Methodology: Tuberculosis was diagnosed following standard clinical bacteriological and radiological procedures. Sputa from 500 tuberculosis suspects underwent mycobacteriologic evaluation using Ziel-Nelsen smear microscopy, Lowestein and Jensen and BACTEC MGIT 960 culturing. Consenting participants were screened for HIV infection by enzyme -linked immunosorbent assay. Data collected from group were compared using univariate and multivariate analysis. The level of significance was set at p<0.05 and for each statistically significant, odds ratios and confidence interval were computed.

Results: A total of 210/500 (42%) of the tuberculosis suspects had mycobacterial disease and 78/210 (37.1%) were HIV co-infected. Most presenting symptoms in TB patients with or without HIV was cough 50%, constitutional symptoms 42.3%, fever 29.5% and weight loss 31.4% and night sweats (90.9%). Regarding clinical signs, pallor 50.4%, night sweats 35.2% and respiratory signs 16.7% were common and significantly associated with HIV -positive serology. Oral thrush (OR=11.04; 95% CI: 3.01-17.20), Gastro intestinal symptoms (OR=8.97; 95% CI: 3.45-23.41) and constitutional symptoms (OR=7.17; 95% CI: 2.24-15.2) were independent predictors of HIV-positive serology. Majority of the patients with TB-HIV co-infection had CD4+T cell count <200 cells/mm3 accompanied by night sweats. Tuberculosis patients had statistically significant higher mean CD4+T cell counts (t=5.6, df=461, p<0.05) and higher leukocyte counts (t=3.8, df=472, p<0.05) than HIV/AIDS tuberculosis co-infected patients.

Conclusion: Co-infection with HIV was very high in patients with TB. The presence of chronic cough more than one month, night sweats, fever and pallor may assist in identify TB patients with HIV infection.

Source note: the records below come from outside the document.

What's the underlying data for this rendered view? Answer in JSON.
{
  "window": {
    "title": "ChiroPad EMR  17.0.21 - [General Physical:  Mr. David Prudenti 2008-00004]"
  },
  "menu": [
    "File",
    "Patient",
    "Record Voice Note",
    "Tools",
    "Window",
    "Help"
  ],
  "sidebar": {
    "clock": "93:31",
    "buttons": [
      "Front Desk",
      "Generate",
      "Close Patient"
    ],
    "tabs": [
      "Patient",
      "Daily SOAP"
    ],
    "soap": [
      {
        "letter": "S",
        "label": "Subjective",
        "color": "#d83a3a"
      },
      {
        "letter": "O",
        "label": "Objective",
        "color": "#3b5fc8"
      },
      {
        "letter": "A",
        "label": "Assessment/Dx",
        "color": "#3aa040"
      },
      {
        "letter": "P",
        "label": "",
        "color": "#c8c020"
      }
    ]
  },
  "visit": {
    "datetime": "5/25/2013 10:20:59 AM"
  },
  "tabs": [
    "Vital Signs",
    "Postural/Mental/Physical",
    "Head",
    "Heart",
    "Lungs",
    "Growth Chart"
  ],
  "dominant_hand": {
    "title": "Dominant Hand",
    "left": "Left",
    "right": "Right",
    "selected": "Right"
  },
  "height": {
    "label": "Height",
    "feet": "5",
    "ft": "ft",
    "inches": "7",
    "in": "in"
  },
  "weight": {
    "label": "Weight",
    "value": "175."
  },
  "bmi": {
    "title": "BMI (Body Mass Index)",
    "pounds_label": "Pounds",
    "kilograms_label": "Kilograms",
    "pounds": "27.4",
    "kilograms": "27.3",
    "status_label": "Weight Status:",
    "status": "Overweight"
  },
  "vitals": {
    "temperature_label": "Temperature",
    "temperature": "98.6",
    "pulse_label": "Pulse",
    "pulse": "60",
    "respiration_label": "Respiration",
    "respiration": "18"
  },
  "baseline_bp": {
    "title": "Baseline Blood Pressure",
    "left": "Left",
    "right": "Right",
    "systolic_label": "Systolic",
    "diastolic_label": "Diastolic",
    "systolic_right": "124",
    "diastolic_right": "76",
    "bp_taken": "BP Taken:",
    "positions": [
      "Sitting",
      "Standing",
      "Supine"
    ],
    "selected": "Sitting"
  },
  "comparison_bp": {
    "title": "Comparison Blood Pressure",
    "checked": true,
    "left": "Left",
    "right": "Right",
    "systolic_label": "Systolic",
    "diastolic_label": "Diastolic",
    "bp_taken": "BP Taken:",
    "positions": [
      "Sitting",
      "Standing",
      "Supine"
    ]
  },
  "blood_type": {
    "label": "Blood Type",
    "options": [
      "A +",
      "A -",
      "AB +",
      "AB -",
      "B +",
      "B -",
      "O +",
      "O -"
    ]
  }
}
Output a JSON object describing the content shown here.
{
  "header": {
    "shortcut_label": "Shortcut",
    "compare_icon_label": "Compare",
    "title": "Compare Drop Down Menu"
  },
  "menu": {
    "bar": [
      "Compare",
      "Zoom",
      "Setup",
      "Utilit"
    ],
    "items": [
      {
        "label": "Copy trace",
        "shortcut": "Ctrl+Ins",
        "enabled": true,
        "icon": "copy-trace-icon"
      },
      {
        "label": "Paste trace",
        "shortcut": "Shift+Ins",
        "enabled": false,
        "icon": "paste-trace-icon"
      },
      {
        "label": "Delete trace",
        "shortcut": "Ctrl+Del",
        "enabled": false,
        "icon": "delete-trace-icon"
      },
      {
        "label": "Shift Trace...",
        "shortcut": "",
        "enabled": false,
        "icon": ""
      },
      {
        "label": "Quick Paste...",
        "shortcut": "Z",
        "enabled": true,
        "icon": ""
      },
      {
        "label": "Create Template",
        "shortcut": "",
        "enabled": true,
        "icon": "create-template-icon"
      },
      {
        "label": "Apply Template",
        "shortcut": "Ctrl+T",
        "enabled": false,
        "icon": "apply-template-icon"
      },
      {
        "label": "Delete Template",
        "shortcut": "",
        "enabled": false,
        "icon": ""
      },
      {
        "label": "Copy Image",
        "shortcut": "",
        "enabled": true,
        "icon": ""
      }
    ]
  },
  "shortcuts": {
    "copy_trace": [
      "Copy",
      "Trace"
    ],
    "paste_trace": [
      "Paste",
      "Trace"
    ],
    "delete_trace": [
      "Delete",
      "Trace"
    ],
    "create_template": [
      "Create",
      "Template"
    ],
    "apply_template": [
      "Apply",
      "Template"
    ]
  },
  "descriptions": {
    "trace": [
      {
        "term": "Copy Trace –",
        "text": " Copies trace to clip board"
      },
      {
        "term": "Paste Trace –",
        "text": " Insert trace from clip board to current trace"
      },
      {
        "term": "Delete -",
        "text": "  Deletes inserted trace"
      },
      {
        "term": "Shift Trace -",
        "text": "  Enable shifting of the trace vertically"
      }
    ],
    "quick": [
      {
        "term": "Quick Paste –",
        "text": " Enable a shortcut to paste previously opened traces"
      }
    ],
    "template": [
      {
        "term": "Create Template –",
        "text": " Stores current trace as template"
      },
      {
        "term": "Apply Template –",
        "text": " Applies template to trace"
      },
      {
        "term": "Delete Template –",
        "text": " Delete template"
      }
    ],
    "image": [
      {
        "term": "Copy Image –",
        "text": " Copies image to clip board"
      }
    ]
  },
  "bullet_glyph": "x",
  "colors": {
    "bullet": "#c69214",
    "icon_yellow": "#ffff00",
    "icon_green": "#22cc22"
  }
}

Physicians should be aware of this pattern of presentation and the atypical findings on investigation for early diagnosis and treatment. CDT+T cell counts were significantly elevated in TB patients than TB-HIV co-infection.